------ MATERIAL FOR THIS EXERCISE ------

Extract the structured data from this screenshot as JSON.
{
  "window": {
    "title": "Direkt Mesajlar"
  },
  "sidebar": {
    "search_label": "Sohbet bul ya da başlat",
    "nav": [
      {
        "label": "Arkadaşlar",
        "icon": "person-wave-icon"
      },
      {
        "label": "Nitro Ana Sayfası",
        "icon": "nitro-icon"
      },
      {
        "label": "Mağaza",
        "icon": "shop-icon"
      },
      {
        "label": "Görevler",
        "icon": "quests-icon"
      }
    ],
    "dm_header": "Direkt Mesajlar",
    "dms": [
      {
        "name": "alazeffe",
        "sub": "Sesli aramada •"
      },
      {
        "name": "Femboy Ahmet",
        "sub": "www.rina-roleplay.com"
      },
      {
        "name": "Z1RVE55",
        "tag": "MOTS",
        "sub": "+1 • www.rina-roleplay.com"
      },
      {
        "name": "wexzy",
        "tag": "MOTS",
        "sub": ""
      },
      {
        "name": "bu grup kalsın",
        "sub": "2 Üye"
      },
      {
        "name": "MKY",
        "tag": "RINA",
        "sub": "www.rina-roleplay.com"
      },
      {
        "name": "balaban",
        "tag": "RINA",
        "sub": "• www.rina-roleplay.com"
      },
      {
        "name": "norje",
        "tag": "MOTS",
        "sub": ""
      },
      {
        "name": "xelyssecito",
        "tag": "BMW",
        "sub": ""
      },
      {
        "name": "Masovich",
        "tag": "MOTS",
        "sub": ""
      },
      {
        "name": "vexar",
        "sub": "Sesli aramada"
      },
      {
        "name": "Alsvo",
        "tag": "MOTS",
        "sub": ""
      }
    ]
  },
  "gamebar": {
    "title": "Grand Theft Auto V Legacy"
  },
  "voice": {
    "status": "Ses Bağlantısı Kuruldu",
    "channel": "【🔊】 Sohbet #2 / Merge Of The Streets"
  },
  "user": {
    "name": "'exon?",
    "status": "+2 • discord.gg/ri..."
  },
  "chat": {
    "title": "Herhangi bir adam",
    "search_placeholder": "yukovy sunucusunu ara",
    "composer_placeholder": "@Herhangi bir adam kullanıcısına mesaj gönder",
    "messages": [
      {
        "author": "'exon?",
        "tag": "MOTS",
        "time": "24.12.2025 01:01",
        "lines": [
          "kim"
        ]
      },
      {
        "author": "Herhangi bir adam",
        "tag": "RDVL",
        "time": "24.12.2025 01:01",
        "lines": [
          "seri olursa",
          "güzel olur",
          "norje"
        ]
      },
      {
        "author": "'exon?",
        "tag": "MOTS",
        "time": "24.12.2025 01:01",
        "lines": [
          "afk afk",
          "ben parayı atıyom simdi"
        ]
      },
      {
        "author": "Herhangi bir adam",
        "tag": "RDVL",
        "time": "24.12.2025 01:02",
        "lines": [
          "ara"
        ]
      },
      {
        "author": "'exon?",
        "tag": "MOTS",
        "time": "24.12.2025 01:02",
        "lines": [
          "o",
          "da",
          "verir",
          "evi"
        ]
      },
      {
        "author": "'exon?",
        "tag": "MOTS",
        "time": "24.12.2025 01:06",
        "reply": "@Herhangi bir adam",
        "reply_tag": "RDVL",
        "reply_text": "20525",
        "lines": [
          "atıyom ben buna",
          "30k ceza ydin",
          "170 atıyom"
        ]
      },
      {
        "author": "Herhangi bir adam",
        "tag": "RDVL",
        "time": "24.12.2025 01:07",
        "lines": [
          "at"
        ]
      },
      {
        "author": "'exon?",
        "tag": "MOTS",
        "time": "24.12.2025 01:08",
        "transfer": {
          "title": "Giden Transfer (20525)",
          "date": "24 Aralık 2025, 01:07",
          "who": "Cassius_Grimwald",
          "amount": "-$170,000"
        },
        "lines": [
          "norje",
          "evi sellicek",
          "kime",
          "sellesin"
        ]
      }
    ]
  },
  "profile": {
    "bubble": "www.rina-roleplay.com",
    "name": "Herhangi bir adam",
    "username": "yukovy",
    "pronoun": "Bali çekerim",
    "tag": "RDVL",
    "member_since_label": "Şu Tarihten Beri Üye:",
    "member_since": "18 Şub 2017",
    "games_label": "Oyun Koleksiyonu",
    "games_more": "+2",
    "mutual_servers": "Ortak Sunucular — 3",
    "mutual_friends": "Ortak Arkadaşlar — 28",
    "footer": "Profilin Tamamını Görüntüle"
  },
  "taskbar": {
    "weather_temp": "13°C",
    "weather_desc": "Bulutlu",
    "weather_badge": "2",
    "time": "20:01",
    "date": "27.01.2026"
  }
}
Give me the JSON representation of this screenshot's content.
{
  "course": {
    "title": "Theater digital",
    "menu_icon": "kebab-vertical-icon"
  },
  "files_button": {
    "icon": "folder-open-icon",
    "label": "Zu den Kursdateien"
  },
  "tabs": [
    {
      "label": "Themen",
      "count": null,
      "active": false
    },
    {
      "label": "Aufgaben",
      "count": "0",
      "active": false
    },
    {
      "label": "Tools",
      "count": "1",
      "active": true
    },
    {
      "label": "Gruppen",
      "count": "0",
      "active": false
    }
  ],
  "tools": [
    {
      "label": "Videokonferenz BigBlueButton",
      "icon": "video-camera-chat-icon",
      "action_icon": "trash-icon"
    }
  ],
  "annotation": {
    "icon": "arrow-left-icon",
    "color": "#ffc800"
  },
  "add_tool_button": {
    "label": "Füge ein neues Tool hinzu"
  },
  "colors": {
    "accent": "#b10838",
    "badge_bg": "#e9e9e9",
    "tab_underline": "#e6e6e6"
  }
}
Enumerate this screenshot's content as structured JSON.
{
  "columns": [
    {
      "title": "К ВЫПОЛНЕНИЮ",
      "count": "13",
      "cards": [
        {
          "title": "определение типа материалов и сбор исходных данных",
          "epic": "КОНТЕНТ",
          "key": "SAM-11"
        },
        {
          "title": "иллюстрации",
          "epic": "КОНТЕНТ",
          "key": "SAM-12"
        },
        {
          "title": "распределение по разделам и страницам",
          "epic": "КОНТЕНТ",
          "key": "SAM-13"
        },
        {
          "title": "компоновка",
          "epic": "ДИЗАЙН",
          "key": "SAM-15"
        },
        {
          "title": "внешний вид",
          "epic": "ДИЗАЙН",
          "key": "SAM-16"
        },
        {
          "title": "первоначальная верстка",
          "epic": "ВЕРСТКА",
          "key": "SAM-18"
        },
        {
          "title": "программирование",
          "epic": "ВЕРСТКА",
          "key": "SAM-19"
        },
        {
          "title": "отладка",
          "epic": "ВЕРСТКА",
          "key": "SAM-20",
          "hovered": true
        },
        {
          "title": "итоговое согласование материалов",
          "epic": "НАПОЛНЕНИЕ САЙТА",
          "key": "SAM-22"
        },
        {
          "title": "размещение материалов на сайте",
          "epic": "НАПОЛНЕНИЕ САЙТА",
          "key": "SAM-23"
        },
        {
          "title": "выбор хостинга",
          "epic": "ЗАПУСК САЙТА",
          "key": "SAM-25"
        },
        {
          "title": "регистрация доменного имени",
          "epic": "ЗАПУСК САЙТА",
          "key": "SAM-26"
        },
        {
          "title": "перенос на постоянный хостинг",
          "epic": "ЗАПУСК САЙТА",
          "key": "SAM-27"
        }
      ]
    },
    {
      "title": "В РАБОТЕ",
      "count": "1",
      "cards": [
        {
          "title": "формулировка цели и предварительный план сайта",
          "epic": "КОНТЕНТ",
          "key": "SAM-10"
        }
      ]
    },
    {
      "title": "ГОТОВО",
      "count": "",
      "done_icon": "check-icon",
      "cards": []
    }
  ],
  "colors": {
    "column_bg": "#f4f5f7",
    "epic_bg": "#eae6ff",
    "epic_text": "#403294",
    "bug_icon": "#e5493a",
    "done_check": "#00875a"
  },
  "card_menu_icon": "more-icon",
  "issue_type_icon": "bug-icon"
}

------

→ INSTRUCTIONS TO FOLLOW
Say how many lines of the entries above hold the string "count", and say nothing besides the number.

→ FINISHED EXERCISE
7